§ PROBLEM
Go over the entries below line by line, copying each one that contains the word "Marketing".

[Data records for software interfaces]
BEGIN
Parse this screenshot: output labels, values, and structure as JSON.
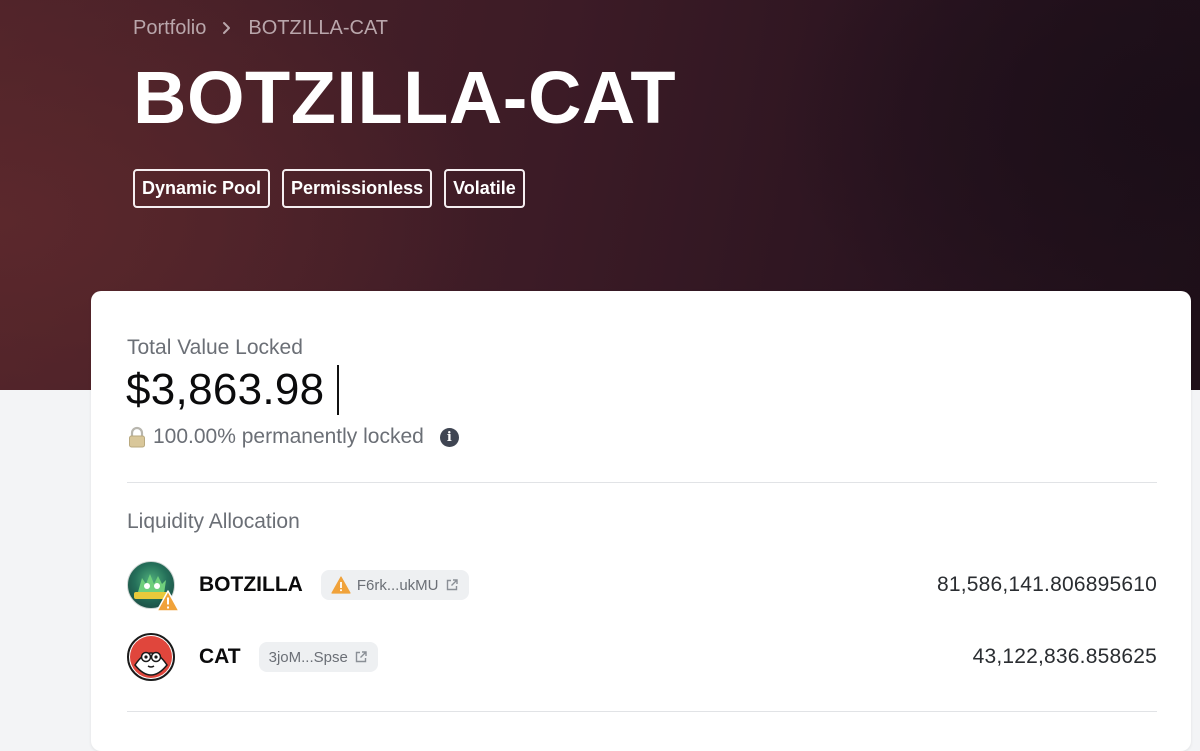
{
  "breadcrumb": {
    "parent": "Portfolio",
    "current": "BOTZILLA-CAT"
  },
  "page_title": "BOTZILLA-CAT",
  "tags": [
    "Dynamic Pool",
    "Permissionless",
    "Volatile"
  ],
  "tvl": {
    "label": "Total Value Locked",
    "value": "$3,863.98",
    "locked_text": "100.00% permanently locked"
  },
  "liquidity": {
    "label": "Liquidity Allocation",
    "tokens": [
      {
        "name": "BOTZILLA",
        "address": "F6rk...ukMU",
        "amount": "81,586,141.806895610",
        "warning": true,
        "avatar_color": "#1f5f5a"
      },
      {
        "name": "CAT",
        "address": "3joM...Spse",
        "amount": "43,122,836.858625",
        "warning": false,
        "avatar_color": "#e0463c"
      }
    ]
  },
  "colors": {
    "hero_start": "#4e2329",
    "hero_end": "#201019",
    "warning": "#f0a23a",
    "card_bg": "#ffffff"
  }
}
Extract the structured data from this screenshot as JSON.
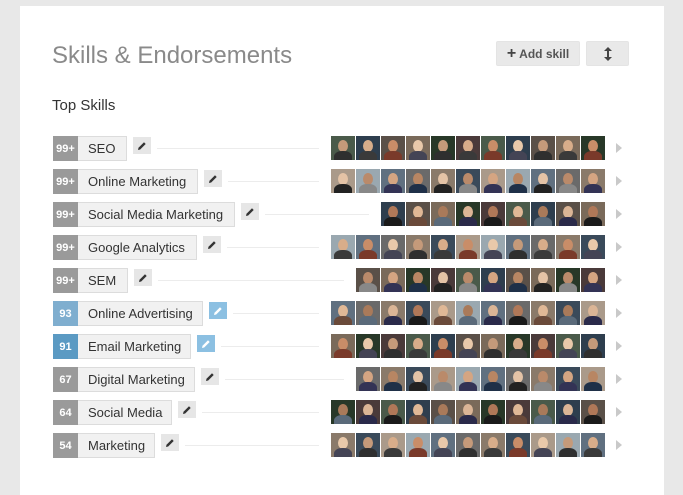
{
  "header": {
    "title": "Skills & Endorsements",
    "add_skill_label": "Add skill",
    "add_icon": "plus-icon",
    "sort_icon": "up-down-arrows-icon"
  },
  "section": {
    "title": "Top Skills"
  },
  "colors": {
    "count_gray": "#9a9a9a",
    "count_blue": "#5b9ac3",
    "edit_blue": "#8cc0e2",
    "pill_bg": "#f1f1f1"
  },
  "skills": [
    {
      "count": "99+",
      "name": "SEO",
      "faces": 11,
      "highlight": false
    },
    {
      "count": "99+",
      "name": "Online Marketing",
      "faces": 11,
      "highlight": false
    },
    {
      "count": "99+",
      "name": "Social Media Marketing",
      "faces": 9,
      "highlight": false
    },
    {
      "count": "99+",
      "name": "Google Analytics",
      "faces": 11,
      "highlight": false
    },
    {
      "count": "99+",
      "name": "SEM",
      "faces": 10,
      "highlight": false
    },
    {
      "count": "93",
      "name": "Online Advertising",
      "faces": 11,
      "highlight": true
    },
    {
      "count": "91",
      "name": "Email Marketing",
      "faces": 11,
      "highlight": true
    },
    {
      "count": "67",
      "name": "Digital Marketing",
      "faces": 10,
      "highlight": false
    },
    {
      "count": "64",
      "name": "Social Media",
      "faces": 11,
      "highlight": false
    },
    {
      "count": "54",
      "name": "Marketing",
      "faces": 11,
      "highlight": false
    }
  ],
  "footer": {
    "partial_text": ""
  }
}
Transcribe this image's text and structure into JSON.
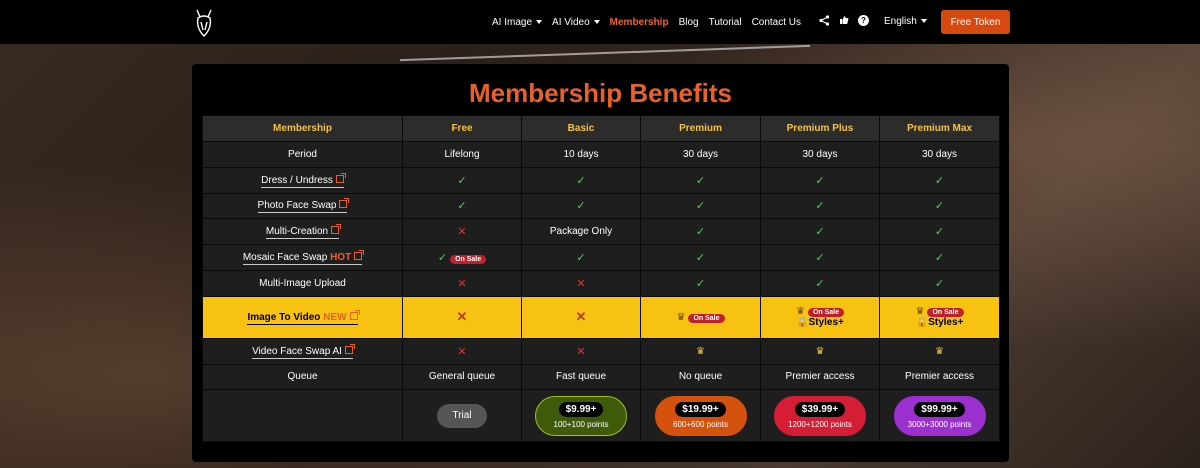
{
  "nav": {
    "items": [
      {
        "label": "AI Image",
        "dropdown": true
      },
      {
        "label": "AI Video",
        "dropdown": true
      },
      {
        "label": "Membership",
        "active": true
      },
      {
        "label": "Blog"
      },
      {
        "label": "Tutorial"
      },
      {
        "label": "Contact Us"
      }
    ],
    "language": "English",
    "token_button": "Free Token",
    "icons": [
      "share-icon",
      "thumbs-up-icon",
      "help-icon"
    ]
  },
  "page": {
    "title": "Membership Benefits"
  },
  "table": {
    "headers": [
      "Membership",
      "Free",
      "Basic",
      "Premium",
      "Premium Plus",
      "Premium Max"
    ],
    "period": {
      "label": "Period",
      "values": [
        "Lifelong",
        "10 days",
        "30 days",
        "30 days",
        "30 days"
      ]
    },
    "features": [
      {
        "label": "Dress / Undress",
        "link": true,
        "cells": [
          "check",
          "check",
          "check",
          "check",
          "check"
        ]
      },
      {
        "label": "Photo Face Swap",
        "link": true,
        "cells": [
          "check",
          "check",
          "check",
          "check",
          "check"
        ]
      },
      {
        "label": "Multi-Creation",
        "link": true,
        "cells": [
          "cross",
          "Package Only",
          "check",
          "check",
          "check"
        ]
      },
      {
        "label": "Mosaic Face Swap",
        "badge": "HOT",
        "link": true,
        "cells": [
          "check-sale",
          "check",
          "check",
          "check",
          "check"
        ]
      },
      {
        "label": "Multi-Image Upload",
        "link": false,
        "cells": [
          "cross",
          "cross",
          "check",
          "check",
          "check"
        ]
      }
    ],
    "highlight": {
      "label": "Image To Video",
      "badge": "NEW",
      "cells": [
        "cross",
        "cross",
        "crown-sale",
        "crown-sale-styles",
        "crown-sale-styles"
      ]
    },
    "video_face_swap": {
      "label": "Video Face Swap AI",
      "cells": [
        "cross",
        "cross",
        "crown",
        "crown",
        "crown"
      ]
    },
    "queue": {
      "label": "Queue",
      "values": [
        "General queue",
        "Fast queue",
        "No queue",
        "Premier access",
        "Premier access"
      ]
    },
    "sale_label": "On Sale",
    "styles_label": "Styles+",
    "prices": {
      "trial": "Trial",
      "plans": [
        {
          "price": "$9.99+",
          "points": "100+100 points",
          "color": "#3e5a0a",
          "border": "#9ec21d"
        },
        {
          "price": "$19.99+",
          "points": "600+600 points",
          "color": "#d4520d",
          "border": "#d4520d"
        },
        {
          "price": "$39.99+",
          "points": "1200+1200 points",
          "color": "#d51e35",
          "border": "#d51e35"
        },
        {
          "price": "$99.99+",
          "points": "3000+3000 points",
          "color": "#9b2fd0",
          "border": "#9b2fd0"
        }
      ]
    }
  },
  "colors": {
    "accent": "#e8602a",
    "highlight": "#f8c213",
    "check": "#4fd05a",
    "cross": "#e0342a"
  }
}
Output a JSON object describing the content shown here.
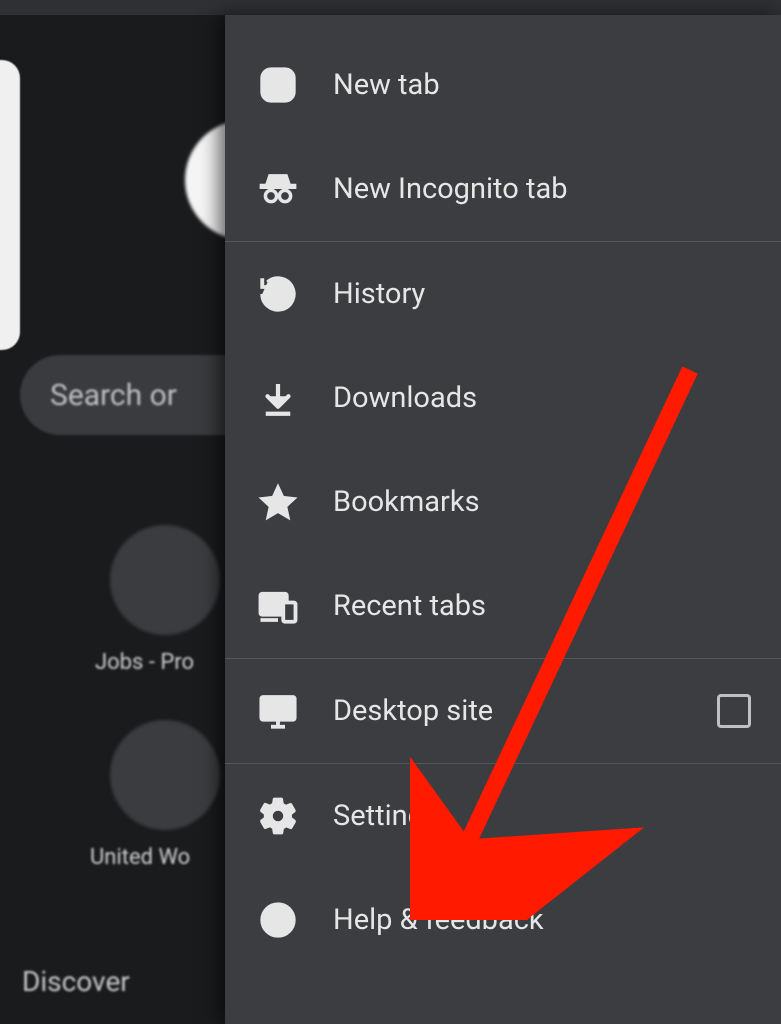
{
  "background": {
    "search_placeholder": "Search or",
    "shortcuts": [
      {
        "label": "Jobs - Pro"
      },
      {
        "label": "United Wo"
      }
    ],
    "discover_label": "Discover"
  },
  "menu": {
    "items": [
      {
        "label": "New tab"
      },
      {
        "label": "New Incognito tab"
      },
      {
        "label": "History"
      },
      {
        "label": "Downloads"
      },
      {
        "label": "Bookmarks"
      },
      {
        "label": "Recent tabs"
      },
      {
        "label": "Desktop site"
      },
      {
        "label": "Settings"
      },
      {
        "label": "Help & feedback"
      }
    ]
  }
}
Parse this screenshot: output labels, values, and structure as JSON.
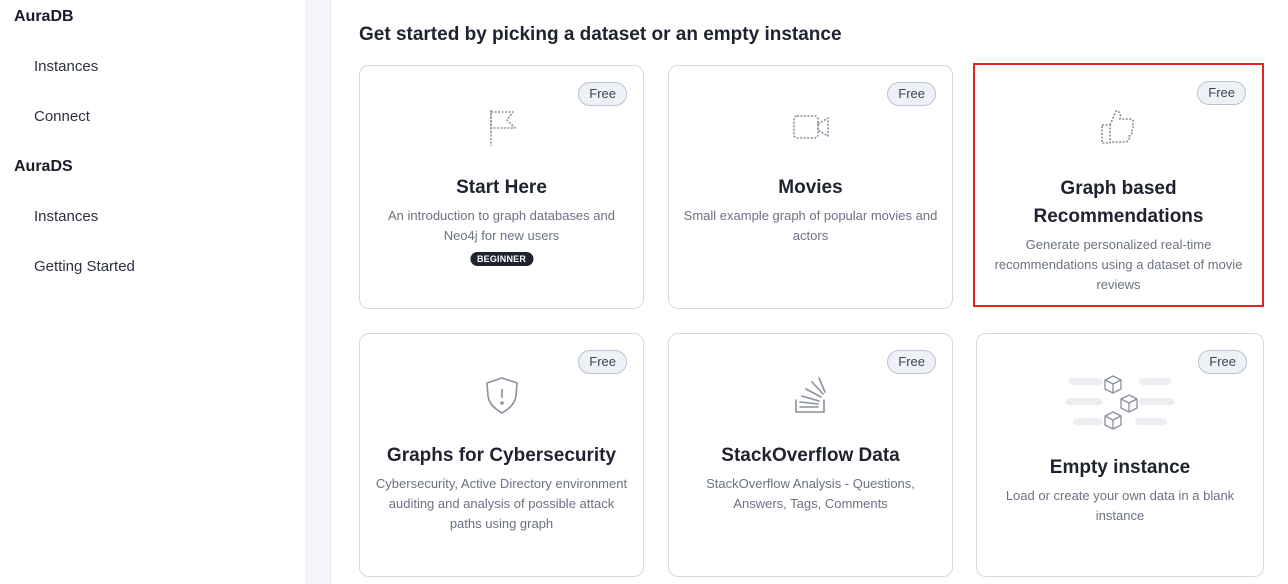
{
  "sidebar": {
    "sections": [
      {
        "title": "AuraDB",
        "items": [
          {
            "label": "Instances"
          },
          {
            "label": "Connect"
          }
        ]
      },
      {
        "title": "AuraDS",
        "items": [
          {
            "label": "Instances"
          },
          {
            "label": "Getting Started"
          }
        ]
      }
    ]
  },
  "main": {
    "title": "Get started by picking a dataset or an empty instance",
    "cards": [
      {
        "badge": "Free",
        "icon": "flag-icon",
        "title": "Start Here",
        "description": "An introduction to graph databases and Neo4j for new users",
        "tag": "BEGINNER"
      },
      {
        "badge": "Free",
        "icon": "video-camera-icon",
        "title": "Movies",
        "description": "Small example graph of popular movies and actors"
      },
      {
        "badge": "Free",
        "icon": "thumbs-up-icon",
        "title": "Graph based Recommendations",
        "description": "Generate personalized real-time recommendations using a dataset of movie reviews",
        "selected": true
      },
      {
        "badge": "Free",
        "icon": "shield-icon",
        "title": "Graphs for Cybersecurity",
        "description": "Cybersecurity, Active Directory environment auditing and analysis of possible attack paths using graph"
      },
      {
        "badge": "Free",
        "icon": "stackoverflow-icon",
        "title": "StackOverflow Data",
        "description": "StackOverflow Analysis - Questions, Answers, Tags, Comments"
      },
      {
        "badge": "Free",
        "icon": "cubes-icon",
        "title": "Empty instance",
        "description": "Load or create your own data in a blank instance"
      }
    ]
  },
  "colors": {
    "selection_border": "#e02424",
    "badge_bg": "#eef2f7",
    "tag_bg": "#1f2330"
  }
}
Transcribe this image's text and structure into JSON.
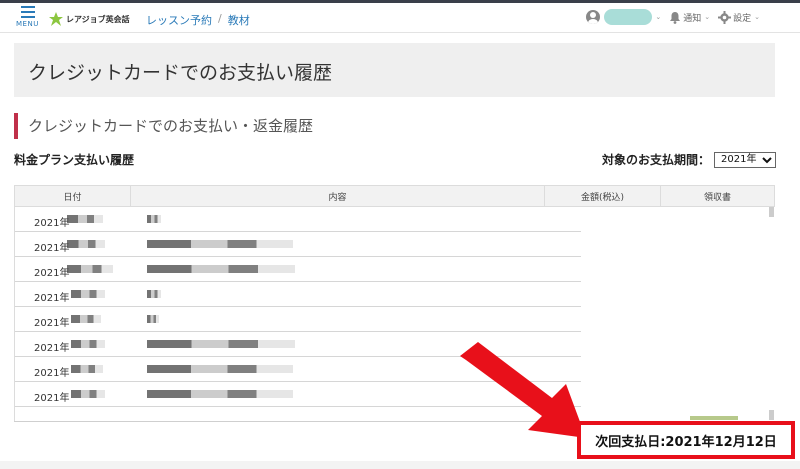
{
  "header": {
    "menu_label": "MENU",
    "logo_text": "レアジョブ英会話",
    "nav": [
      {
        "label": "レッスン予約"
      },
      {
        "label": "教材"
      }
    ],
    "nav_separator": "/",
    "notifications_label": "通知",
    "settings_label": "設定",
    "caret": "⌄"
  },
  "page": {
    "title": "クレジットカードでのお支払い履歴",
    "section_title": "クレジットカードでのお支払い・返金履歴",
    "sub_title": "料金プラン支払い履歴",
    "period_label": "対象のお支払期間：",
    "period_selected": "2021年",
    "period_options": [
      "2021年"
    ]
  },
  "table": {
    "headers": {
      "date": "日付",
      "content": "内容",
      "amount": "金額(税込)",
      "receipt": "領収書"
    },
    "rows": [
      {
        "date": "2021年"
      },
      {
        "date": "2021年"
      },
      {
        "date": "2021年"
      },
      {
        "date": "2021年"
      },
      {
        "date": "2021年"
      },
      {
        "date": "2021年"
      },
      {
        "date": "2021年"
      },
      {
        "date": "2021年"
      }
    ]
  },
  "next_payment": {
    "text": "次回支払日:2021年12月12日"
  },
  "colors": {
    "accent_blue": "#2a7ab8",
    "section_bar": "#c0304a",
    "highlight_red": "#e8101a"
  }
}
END
§ RESULT OF THE TASK
      "name": "Online Marketing",
      "name": "Social Media Marketing",
      "name": "Email Marketing",
      "name": "Digital Marketing",
      "name": "Marketing",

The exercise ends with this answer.